____ Source data

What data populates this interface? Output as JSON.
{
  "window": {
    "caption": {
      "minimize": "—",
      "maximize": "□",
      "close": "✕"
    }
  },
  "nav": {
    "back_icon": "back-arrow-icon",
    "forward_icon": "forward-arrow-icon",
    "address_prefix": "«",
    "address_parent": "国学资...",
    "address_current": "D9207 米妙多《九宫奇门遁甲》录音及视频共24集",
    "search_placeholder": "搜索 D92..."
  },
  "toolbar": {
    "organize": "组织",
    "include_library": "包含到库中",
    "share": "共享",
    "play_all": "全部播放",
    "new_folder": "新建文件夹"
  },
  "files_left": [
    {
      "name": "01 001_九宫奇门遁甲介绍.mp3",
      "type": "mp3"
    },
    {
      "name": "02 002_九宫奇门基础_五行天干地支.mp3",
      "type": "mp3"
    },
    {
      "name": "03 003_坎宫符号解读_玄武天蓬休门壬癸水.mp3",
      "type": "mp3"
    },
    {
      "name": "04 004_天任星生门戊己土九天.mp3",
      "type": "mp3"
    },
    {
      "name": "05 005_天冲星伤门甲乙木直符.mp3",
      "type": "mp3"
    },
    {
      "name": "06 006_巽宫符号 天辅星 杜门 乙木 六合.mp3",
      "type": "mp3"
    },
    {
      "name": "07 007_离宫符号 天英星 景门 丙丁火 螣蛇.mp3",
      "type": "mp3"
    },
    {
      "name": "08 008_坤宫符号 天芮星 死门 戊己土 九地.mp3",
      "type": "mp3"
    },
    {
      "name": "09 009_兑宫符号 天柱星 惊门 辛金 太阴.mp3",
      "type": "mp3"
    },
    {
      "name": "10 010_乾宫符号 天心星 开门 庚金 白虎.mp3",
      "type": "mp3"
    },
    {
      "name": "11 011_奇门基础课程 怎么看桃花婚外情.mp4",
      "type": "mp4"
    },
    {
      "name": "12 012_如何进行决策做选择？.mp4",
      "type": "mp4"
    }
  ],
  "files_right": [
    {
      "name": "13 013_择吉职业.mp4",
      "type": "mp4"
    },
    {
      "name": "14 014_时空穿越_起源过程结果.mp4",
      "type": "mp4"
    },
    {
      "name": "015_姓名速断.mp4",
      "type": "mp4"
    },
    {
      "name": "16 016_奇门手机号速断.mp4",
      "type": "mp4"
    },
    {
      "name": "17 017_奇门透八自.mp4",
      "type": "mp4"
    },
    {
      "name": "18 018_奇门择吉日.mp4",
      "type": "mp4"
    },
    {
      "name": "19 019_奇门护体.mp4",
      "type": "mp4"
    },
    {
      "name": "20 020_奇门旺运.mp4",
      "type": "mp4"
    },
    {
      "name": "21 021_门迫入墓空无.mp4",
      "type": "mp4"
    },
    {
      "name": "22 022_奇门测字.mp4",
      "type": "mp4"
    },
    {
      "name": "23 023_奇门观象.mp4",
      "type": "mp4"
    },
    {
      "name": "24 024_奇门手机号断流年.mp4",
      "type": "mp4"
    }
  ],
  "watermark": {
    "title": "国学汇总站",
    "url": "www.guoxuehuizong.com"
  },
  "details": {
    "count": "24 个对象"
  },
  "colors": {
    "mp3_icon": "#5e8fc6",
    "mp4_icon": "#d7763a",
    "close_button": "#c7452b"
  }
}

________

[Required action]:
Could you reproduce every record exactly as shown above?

[Output for this exercise]:
What data populates this interface? Output as JSON.
{
  "window": {
    "caption": {
      "minimize": "—",
      "maximize": "□",
      "close": "✕"
    }
  },
  "nav": {
    "back_icon": "back-arrow-icon",
    "forward_icon": "forward-arrow-icon",
    "address_prefix": "«",
    "address_parent": "国学资...",
    "address_current": "D9207 米妙多《九宫奇门遁甲》录音及视频共24集",
    "search_placeholder": "搜索 D92..."
  },
  "toolbar": {
    "organize": "组织",
    "include_library": "包含到库中",
    "share": "共享",
    "play_all": "全部播放",
    "new_folder": "新建文件夹"
  },
  "files_left": [
    {
      "name": "01 001_九宫奇门遁甲介绍.mp3",
      "type": "mp3"
    },
    {
      "name": "02 002_九宫奇门基础_五行天干地支.mp3",
      "type": "mp3"
    },
    {
      "name": "03 003_坎宫符号解读_玄武天蓬休门壬癸水.mp3",
      "type": "mp3"
    },
    {
      "name": "04 004_天任星生门戊己土九天.mp3",
      "type": "mp3"
    },
    {
      "name": "05 005_天冲星伤门甲乙木直符.mp3",
      "type": "mp3"
    },
    {
      "name": "06 006_巽宫符号 天辅星 杜门 乙木 六合.mp3",
      "type": "mp3"
    },
    {
      "name": "07 007_离宫符号 天英星 景门 丙丁火 螣蛇.mp3",
      "type": "mp3"
    },
    {
      "name": "08 008_坤宫符号 天芮星 死门 戊己土 九地.mp3",
      "type": "mp3"
    },
    {
      "name": "09 009_兑宫符号 天柱星 惊门 辛金 太阴.mp3",
      "type": "mp3"
    },
    {
      "name": "10 010_乾宫符号 天心星 开门 庚金 白虎.mp3",
      "type": "mp3"
    },
    {
      "name": "11 011_奇门基础课程 怎么看桃花婚外情.mp4",
      "type": "mp4"
    },
    {
      "name": "12 012_如何进行决策做选择？.mp4",
      "type": "mp4"
    }
  ],
  "files_right": [
    {
      "name": "13 013_择吉职业.mp4",
      "type": "mp4"
    },
    {
      "name": "14 014_时空穿越_起源过程结果.mp4",
      "type": "mp4"
    },
    {
      "name": "015_姓名速断.mp4",
      "type": "mp4"
    },
    {
      "name": "16 016_奇门手机号速断.mp4",
      "type": "mp4"
    },
    {
      "name": "17 017_奇门透八自.mp4",
      "type": "mp4"
    },
    {
      "name": "18 018_奇门择吉日.mp4",
      "type": "mp4"
    },
    {
      "name": "19 019_奇门护体.mp4",
      "type": "mp4"
    },
    {
      "name": "20 020_奇门旺运.mp4",
      "type": "mp4"
    },
    {
      "name": "21 021_门迫入墓空无.mp4",
      "type": "mp4"
    },
    {
      "name": "22 022_奇门测字.mp4",
      "type": "mp4"
    },
    {
      "name": "23 023_奇门观象.mp4",
      "type": "mp4"
    },
    {
      "name": "24 024_奇门手机号断流年.mp4",
      "type": "mp4"
    }
  ],
  "watermark": {
    "title": "国学汇总站",
    "url": "www.guoxuehuizong.com"
  },
  "details": {
    "count": "24 个对象"
  },
  "colors": {
    "mp3_icon": "#5e8fc6",
    "mp4_icon": "#d7763a",
    "close_button": "#c7452b"
  }
}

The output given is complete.